Greenhouses are a great addition to any garden. They allow you to grow plant varieties that would not be suitable for outdoor areas and to extend the growing season for other species. But for those who are considering installing a greenhouse in their garden, it may seem daunting to know where to start. Here are some tips to get started.
On sunny days, your greenhouse warms up nicely as the sun’s rays are refracted through the glass. But you will also need other means of heating for the colder periods. Electric heaters are the easiest to install, but you could also use gas (although this method will require you to vent the greenhouse for fumes. You will also need a way to prevent the temperature from getting too high in the greenhouse. Avoid install air conditioners for cooling, as these dry the air. Passive air intakes or exhaust fans will do the job, or consider building the greenhouse with windows at the ends that can be opened, to allow the air to flow through.
In winter, the amount of light entering the greenhouse is often not enough to support plants, especially if they are young.

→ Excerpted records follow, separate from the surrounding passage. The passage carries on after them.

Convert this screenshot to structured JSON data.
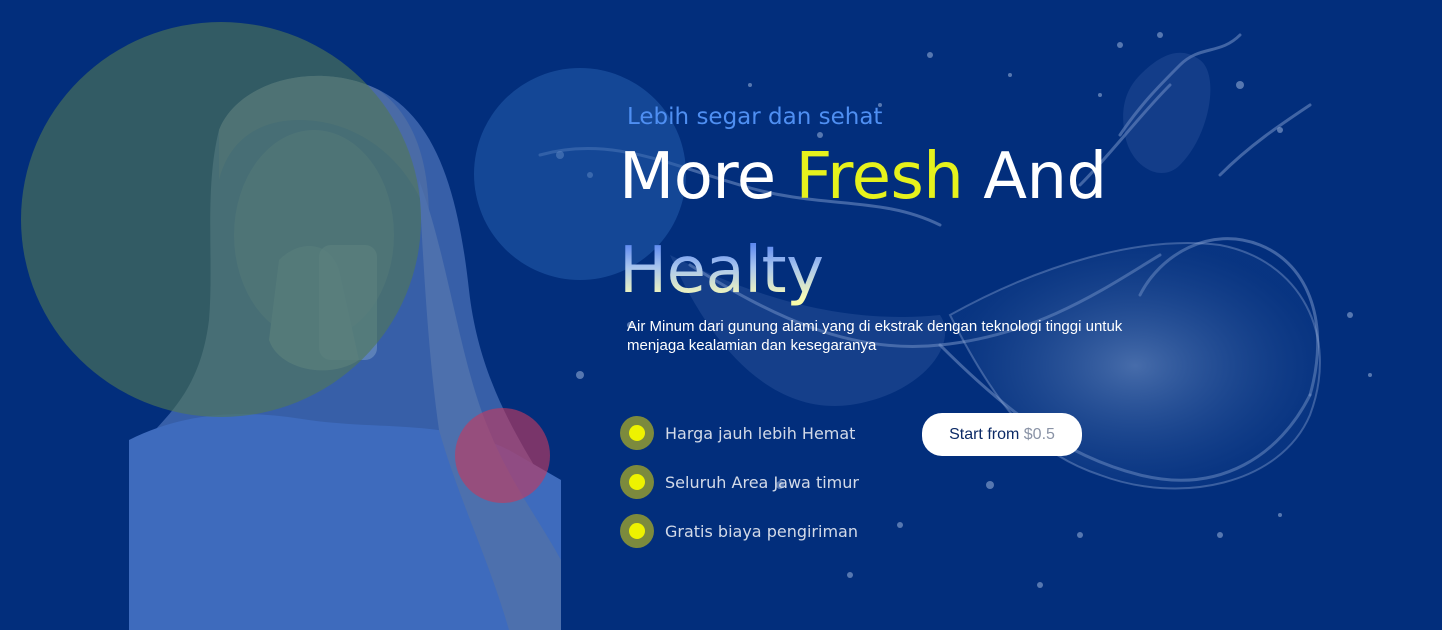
{
  "hero": {
    "subtitle": "Lebih segar dan sehat",
    "headline": {
      "part1": "More ",
      "accent": "Fresh",
      "part2": " And",
      "line2": "Healty"
    },
    "description": "Air Minum dari gunung alami yang di ekstrak dengan teknologi tinggi untuk menjaga kealamian dan kesegaranya",
    "features": [
      {
        "label": "Harga jauh lebih Hemat",
        "icon": "bullet-dot-icon"
      },
      {
        "label": "Seluruh Area Jawa timur",
        "icon": "bullet-dot-icon"
      },
      {
        "label": "Gratis biaya pengiriman",
        "icon": "bullet-dot-icon"
      }
    ],
    "cta": {
      "label": "Start from",
      "price": "$0.5"
    }
  },
  "colors": {
    "background": "#022e7c",
    "accent_yellow": "#e6f21c",
    "subtitle_blue": "#4f8ff2",
    "bullet_outer": "#7c8a3d",
    "bullet_inner": "#eef200",
    "decor_green": "#50785a",
    "decor_blue": "#245cac",
    "decor_red": "#c43a5f"
  },
  "images": {
    "photo": "woman-drinking-water-photo",
    "splash": "water-splash-graphic"
  }
}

Installing fluorescent or LED lights above the cultivation beds will help ensure that they have enough light.
While the exact amount of water required in your greenhouse will vary depending on the species of plants you are growing and the temperature, as a general rule, growing plants and beds dry faster than beds outside the garden. So give the plants a good soak every time you water. Avoid spraying foliage too much, as this is one way in which disease can spread among plants.
One of the key components of the success of greenhouse gardening is the soil. Most greenhouse novices start growing in beds or pots (or a combination of the two). Therefore, it is necessary to have a soil that flows out sufficiently to prevent the deforestation of the water, but also retains moisture well so that the water is available for access to the roots of the plants. The soil should ideally be slightly acidic and, above all, contain a lot of organic material. One way to ensure this is to add compost.
Since the soil will not receive organic matter – the rich soil rich in nutrients and bacterial activity – from natural sources such as the external soil can, for example from leaf waste, animal excrement, rotting plant material, it is necessary to add a good proportion of compost for your growing beds. Some advice requires that almost a third of the beds are made up of compost. This will give plants the most nutrient-rich growing medium in which to thrive. Whenever possible, choose an organic fertilizer or, even better, start your compost heap using kitchen scraps and plant cuttings from the garden.
Source by Thomas S Amos